6 Replies Latest reply on Mar 10, 2017 12:07 PM by Scott Baugh

    LARGE PDF files when exported from SW

    Scott Baugh

      We have an assembly that consists of more than 4000 parts. When its put into a drawing and exported out on a few sheets (2-6) which is a building layout for a customer the file size is huge. Average size is around 14 MB. That size of file is not easily emailed. I wonder if there is some sort of bug that is boosting the file size. The reason I am thinking this is because I found a way to reduce the file size. To do that I opened the PDF in adobe, then I did a File\Print as PDF and the file was reduced from 14 MB to 4 MB.


      Yes I found a workaround, but why is SW exporting such huge PDF file sizes?? I don't recall this problem in the past. Anyone else seen this or know of an SPR?



      Scott Baugh

        • Re: LARGE PDF files when exported from SW
          Jose Lalic

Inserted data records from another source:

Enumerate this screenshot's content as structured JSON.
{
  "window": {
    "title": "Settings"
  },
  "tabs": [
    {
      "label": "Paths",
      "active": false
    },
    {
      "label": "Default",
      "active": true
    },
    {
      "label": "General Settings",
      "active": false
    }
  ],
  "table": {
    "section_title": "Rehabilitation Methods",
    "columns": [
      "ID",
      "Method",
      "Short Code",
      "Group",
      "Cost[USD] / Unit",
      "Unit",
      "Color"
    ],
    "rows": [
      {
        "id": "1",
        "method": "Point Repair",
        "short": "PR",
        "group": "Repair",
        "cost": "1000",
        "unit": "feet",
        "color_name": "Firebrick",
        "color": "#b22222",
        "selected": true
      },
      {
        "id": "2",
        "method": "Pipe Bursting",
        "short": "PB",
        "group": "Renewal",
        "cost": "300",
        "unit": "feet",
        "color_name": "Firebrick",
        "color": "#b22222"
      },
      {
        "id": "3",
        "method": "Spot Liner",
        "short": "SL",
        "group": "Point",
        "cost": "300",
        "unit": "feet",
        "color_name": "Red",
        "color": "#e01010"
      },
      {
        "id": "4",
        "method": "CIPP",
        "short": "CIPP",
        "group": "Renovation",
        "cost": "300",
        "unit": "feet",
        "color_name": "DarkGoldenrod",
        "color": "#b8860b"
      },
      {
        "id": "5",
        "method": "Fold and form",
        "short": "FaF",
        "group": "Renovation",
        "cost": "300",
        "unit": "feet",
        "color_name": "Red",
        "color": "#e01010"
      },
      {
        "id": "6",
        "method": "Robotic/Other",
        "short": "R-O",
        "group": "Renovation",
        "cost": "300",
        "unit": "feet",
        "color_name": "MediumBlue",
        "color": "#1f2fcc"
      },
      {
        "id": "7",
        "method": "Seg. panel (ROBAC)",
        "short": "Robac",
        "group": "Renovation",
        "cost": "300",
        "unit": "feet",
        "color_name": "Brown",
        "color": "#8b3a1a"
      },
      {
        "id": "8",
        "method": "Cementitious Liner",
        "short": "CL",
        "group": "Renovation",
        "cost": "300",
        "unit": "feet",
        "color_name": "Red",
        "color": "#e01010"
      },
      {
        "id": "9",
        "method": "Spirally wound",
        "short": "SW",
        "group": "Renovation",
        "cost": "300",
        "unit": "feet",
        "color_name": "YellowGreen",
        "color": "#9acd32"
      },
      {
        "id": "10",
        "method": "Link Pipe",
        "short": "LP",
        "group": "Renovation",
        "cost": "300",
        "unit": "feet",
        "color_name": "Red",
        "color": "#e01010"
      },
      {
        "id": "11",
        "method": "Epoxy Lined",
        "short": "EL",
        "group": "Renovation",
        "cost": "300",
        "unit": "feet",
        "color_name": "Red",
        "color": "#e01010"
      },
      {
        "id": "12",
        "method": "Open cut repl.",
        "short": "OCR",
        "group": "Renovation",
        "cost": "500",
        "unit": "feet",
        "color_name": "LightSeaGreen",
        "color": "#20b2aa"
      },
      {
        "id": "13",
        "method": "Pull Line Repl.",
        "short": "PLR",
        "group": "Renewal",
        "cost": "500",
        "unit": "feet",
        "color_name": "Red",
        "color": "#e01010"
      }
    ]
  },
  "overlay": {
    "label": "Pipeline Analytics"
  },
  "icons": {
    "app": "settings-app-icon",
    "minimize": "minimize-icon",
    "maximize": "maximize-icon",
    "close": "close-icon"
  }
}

          Have you tried lowering the quality of your export? Capture.JPG



            • Re: LARGE PDF files when exported from SW
              Scott Baugh

              Thanks for the reply!


              I did some tests with the options before I found the workaround solution. The original file was set to 200 DPI. So I changed it to 600 DPI for a test size and it was larger. So I moved it down to 96 and though it did reduce it some it still wasn't enough. So I then removed all options and just left "export PDF in color" and 14 MB was still the final size. I also tried removing tangent edges, and turned the drawing image quality all the way down, removed high quality views and unfortunately there was no change in size.

                • Re: LARGE PDF files when exported from SW
                  Tom Gagnon

                  Unfortunately, you've already done what I would've also suggested to simplify it. Have you tried printing the drawing instead of Save_as..? I've been using Save_as instead of a PDF print driver since the PDF printing process had some bugs in it in SWx 2016, so I'm not confident you'll get good results there, but it may be worth a try.


                  Another bad idea would be to try taking a high res screenshot or capture via Snipping Tool, crop it, and try creating a PDF from that image. I say this is a bad idea because it will lose all vector graphics, and instead create mere rasterization in the result. Results will vary widely on the complexity of the represented design, so I can't imagine that this would be adequate for the scale of your assembly.


                  Your findings are significant. Thank you for bringing this up. I'll likely adopt similar workaround procedure for our PDF outputs as well, or at least a potential check if it could be reduced easily.


                  Does your secondary PDF contain the contents Tabs: Layers, Attachments, or Model Tree? The stripping of this potential data pile by simplifying it through a secondary print could be the source of data bloat. Even if appearing empty, I imagine that there is some additional storage for the additional information outside of the page image. I just tested this out, and found that printing to Adobe PDF in Adobe Acrobat Pro retained the empty attachments and model tree tabs from source to output, but still reduced file size by roughly 30%.


                  I tried printing from Adobe Acrobat through a Microsoft XPS Document Writer printer to create an *.xps file, from which I was going to print a PDF file from XPS Viewer. It failed to create a valid XPS file, crashed Acrobat, and maybe I'll try again after a PC restart. This is (hrm, usually) a reliable method of stripping security settings from a PDF file, so that you can insert, extract, or rotate pages, edit content, or do anything else disallowed by initial PDF security settings such as merge this document with other PDF files. I use this commonly to sanitize a vendor's document for inclusion in our O&M Manuals or to run a single page through a PDF to DWG converter. I expect that, similarly to stripping the PDF of its security, that it would also strip it of its metadata that cannot be handled by XPS files, resulting in a smaller file size as well.


                  Edit: Corrected some names and values. Also, I was more patient with the XPS creation which finished after about 50 seconds. It lacked accurate page sizes in C, D, and E size papers. The tertiary PDF result was additionally smaller than the secondary PDF, with an additional 10% file size reduction. The tertiary PDF still contained the same content tabs: pages, bookmarks, attachments, signatures, and model tree. The pages naturally had the page in it, and the empty attachs, sigs, and model tree remained empty, but the bookmarks were removed.

                    • Re: LARGE PDF files when exported from SW
                      Scott Baugh

                      Thanks for your reply Tom.


                      No we usually don't use the print to PDF, just the save as. The idea of making Jpegs into a PDF turned out very poor. which is why I was tasked to finding an alternative means of reducing the file size. Saving as a DWG file was not any better. The PDF files don't contain any special items like tables etc... its just a PDF of the drawing as basic as we can get it.


                      I wonder why the save as PDF is so much larger... what is SW adding to the file to make it so large, when there is nothing special that is being exported. It just seems odd to me.

                    • Re: LARGE PDF files when exported from SW
                      Deepak Gupta

                      Print as PDF from SW and file size should be good/small (since it does a screen capture).


                      When you do SaveAs PDF, SW captures much more information that a screen capture. And hence the large size.